If effected with closed throttle, a change from over- drive to direct drive could result in a shock to the transmission. An interlocking circuit is therefore incorporated to override the toggle switch under closed throttle conditions. Under these conditions, the throttle switch contacts provide an alternative supply circuit to the relay operating coil.
Regular attention should be paid to wiring and connections. Damaged cabling must be replaced and loose terminals tightened, including the relay and solenoid unit earthing connections.
With engine stopped and neutral gear engaged and ignition switched on, disconnect the solenoid connection. Using a jumper lead, momentarily connect the solenoid to fuse unit supply terminal A3. The solenoid should be heard to operate. If no sound is heard, the solenoid is defective or incorrectly adjusted to the operating linkage. Remake the connection.
Engage top gear, depress the throttle pedal and momentarily connect relay terminal C2 to terminal A3. The solenoid should be heard to operate, If no sound is heard, the gear switch is defective. Re-engage neutral gear.
Momentarily connect relay terminal W1 to terminal A3. The relay should be heard to operate. If no sound is heard, the relay is defective.
Operate the toggle switch. The relay should be heard to operate. If no sound is heard, the toggle switch is defective.
With top gear engaged, toggle switch closed and throttle switch open, the solenoid should be heard to operate. If no sound is heard, the relay is defective.
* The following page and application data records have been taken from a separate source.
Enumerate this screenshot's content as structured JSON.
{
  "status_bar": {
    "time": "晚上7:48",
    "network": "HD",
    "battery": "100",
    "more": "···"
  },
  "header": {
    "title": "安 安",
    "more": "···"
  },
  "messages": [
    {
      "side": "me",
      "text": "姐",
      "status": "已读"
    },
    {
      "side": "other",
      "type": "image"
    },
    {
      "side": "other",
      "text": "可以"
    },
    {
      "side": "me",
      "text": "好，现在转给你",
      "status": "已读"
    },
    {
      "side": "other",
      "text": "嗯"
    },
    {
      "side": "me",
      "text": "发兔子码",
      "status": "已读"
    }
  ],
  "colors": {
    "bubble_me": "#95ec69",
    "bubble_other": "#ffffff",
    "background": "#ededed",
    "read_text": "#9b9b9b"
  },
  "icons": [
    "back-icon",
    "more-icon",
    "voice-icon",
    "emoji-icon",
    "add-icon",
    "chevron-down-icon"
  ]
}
Engage top gear and close the toggle switch. Open the toggle switch and slowly depress the accelerator. The solenoid should be energized from zero to one- quarter throttle. If the solenoid is heard to release under one-quarter throttle, the throttle switch is defective.